/---

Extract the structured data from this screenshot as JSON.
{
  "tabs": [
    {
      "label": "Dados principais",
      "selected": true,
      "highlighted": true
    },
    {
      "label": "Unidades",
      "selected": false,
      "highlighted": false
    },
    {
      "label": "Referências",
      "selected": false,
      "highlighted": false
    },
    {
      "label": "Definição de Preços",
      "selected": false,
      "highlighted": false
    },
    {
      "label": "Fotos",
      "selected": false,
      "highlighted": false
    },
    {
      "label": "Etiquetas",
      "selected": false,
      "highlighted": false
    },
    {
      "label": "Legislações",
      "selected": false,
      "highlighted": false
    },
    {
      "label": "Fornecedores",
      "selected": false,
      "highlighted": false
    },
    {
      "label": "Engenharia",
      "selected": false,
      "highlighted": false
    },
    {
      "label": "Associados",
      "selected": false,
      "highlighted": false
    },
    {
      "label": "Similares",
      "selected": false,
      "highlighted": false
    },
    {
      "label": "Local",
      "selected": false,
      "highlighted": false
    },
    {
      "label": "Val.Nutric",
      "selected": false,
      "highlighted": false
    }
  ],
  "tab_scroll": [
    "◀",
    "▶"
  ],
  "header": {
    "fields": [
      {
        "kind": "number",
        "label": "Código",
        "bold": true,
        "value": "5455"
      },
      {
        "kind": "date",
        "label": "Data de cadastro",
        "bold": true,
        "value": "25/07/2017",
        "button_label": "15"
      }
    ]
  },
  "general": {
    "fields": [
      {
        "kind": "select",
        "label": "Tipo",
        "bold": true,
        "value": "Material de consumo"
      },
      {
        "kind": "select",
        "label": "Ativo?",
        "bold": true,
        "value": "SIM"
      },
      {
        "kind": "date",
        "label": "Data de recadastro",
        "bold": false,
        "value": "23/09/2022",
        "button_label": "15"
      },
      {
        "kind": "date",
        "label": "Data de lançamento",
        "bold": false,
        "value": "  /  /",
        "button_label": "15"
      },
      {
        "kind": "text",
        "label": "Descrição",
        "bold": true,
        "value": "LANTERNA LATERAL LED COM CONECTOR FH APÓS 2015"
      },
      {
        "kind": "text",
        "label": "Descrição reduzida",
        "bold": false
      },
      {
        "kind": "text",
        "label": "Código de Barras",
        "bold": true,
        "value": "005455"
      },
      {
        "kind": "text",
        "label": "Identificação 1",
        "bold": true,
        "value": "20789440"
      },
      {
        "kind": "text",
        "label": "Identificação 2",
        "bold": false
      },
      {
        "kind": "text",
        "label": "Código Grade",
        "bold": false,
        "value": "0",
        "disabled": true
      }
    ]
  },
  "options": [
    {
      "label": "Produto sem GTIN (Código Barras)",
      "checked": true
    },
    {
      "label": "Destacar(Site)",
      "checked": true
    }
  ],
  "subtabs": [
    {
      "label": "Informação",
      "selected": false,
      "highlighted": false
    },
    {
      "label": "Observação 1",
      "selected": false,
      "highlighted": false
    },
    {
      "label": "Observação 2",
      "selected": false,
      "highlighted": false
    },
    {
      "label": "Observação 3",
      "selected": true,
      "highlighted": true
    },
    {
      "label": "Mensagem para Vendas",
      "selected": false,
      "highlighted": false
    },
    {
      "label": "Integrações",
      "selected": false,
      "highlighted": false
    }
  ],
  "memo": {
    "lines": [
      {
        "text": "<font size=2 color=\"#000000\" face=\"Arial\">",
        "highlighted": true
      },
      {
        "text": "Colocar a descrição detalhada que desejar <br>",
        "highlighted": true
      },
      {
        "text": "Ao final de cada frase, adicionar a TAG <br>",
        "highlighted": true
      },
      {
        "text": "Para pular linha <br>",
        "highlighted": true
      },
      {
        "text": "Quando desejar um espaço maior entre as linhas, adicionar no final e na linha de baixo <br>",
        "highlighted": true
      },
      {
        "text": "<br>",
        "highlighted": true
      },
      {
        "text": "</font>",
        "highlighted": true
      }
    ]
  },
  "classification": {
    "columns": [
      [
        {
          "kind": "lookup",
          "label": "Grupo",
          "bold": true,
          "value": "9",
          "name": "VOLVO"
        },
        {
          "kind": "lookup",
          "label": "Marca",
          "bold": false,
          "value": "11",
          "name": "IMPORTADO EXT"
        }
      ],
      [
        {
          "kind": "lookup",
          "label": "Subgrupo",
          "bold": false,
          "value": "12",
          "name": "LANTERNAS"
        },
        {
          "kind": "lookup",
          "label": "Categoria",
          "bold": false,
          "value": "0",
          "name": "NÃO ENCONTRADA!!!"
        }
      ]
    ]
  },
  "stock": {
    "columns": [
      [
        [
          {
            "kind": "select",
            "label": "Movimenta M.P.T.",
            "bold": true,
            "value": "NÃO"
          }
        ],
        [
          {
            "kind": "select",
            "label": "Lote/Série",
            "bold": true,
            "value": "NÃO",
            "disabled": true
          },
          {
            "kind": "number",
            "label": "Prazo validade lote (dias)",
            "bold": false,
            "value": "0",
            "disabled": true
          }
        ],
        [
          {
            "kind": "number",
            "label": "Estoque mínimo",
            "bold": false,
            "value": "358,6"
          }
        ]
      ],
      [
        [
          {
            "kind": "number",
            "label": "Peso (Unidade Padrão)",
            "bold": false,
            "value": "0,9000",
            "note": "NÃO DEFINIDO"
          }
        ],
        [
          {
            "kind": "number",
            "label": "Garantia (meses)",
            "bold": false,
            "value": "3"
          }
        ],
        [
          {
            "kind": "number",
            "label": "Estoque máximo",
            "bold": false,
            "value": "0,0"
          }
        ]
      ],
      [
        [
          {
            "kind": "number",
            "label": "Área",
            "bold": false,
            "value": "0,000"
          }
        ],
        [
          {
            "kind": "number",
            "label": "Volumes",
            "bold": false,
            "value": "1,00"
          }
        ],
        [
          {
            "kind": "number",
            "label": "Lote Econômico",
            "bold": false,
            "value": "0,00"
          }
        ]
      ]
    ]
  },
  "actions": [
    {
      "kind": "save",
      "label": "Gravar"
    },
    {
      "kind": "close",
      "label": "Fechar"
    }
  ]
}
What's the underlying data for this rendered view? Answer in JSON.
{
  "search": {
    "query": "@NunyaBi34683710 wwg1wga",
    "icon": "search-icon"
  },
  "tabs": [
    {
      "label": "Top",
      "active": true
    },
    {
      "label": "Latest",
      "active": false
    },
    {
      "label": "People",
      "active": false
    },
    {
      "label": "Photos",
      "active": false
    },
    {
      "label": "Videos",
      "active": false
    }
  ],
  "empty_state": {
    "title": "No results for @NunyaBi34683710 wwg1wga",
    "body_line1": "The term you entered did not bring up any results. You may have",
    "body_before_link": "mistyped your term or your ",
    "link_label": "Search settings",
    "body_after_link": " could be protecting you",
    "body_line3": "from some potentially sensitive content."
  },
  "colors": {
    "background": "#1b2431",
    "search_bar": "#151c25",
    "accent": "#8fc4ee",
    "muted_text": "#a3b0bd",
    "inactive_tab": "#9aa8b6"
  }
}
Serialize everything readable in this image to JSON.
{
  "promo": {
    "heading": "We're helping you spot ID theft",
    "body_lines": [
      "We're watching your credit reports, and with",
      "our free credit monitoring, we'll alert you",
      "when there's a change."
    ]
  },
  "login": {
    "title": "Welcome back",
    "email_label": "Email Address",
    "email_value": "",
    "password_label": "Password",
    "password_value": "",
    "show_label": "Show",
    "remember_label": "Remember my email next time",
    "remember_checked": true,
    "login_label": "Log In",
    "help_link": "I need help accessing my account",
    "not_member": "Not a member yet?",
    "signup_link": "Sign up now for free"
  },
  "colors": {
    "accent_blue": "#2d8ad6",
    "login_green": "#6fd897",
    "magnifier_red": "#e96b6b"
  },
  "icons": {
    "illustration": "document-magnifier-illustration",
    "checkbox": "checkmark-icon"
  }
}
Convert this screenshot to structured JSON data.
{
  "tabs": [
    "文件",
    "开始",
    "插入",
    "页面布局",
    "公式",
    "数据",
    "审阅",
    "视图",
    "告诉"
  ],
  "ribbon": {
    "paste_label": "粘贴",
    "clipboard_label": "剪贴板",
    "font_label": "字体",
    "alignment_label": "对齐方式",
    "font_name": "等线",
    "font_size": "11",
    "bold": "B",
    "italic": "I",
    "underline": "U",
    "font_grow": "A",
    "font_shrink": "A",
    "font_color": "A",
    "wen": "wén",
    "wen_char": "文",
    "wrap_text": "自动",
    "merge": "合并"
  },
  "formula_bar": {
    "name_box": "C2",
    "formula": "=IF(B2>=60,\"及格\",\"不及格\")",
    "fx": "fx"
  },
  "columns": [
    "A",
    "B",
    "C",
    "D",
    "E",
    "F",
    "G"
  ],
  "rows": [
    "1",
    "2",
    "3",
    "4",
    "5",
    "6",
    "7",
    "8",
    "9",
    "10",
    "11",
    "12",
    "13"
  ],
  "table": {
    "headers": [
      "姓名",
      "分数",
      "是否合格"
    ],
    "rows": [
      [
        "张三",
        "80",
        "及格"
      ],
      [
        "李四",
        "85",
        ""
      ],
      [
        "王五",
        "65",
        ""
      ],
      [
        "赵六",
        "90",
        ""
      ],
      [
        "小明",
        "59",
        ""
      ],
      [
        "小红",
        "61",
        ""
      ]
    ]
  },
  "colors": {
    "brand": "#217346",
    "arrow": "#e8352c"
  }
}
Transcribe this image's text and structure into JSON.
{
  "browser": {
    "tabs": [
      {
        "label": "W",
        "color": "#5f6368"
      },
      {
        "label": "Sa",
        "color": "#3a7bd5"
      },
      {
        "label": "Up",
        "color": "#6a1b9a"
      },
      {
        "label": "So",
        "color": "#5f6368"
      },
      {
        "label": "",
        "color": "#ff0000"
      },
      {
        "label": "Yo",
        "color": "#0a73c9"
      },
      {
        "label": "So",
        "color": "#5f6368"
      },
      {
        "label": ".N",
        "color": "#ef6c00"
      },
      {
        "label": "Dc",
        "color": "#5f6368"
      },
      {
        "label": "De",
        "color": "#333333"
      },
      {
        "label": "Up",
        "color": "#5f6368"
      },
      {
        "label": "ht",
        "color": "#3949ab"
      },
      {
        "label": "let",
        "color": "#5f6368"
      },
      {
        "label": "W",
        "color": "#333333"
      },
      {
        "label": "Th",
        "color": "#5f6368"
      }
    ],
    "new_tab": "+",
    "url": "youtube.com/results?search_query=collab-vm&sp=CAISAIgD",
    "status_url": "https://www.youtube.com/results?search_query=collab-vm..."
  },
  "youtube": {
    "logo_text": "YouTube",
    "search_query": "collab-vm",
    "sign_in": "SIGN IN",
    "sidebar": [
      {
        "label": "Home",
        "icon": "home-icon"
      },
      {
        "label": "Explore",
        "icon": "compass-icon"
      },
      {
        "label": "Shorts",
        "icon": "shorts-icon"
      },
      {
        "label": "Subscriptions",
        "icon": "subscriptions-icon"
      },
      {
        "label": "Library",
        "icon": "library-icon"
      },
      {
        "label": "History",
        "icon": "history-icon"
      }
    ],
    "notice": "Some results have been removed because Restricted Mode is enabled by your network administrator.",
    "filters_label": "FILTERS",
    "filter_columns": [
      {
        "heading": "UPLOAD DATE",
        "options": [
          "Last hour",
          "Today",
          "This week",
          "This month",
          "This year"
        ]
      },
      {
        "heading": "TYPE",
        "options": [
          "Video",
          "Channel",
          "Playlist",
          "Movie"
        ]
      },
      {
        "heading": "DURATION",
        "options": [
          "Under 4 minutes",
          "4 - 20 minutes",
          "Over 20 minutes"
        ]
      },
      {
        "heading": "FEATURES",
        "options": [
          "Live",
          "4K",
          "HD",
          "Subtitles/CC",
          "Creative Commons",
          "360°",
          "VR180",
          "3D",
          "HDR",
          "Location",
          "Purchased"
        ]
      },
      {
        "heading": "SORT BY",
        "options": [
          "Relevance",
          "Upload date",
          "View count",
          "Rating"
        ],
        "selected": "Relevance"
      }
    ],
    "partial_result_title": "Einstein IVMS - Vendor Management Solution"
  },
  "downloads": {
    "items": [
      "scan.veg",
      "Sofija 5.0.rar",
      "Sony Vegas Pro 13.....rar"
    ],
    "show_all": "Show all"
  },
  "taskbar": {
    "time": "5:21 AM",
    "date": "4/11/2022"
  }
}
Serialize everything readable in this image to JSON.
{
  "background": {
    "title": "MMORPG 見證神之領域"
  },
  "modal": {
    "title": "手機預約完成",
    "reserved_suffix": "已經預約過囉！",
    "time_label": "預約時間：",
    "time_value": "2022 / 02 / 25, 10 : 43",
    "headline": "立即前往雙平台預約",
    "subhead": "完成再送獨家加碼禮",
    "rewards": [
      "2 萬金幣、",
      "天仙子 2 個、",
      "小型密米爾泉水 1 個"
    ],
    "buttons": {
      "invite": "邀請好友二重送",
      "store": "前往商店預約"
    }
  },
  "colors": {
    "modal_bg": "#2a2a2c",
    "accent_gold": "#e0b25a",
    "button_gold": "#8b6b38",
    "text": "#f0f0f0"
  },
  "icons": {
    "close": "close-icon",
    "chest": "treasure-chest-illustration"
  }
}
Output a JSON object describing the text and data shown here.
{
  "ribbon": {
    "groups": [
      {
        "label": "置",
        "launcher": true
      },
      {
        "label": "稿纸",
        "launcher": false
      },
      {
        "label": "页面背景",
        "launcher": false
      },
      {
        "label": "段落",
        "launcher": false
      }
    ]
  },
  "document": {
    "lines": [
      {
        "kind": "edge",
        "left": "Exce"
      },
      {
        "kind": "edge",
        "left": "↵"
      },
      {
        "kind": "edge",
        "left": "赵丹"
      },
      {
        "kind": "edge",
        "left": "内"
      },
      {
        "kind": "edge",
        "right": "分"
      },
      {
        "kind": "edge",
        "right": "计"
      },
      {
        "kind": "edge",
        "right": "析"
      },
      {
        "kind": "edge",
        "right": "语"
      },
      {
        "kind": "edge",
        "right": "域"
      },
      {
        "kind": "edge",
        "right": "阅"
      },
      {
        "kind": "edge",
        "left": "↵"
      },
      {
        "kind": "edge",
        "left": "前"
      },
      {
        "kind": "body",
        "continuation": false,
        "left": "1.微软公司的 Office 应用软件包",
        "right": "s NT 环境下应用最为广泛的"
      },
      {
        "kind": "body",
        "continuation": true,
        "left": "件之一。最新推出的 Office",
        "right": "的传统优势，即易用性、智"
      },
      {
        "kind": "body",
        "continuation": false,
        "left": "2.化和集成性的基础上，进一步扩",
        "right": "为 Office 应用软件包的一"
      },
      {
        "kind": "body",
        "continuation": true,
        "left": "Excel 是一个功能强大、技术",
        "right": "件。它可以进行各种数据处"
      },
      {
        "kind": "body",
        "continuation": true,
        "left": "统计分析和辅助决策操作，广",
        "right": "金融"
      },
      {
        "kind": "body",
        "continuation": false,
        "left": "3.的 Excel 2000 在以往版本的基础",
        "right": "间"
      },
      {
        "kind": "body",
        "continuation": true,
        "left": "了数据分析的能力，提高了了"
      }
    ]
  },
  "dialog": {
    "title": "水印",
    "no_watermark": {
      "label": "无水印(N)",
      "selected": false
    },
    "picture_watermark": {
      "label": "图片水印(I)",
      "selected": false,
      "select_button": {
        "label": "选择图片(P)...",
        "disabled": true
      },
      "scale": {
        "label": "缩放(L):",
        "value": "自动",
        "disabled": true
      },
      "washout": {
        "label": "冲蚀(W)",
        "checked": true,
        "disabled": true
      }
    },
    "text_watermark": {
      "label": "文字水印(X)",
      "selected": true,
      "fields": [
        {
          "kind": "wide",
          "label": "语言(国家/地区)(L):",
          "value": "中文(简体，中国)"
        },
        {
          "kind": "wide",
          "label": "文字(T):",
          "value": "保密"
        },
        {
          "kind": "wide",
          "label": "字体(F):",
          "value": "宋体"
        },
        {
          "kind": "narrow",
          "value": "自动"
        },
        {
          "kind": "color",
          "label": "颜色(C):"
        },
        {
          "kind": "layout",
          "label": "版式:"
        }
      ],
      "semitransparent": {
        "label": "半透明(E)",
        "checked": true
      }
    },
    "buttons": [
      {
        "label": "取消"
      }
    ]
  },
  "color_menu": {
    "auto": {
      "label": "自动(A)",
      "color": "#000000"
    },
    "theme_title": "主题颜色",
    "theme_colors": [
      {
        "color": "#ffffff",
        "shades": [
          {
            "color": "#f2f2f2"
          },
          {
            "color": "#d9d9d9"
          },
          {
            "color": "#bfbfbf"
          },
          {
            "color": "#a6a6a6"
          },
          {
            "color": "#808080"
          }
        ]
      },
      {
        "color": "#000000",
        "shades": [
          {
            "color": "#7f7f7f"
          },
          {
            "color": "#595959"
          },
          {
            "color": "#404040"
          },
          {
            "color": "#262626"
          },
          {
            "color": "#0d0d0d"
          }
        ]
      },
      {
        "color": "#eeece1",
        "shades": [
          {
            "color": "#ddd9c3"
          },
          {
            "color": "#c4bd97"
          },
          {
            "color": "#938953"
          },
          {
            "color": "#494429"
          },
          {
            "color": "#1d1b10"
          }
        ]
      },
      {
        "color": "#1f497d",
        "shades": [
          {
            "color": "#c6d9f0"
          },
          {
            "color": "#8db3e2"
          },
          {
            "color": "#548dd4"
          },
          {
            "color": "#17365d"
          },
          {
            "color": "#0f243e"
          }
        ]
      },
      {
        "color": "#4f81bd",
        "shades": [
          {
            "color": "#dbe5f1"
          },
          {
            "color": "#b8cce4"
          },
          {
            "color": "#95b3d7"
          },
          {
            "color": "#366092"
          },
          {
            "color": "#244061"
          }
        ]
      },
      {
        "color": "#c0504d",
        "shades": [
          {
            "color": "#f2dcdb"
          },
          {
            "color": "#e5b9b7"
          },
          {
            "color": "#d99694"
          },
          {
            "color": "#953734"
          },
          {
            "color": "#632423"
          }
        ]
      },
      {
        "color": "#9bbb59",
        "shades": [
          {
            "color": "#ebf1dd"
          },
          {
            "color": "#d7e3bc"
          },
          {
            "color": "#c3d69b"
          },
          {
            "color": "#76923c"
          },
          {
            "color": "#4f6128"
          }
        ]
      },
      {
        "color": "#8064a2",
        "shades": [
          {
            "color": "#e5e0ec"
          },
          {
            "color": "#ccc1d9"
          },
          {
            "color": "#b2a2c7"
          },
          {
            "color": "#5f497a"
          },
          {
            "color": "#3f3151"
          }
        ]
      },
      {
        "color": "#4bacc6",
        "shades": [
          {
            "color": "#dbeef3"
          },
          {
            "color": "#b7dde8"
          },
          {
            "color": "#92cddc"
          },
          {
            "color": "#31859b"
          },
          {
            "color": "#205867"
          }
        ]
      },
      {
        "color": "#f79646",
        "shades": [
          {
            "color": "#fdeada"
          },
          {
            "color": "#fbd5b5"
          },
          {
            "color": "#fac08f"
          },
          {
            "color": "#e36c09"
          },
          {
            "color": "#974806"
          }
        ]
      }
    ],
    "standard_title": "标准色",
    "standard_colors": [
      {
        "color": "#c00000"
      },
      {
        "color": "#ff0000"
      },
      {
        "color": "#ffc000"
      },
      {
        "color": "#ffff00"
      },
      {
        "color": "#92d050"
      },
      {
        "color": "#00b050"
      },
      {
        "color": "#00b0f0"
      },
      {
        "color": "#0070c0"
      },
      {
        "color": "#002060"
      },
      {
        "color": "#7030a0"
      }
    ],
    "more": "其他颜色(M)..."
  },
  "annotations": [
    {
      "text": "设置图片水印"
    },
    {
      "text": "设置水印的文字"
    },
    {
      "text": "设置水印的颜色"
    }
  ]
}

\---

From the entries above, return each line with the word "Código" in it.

## [Your response]
        "label": "Código",
        "label": "Código de Barras",
        "label": "Código Grade",
      "label": "Produto sem GTIN (Código Barras)",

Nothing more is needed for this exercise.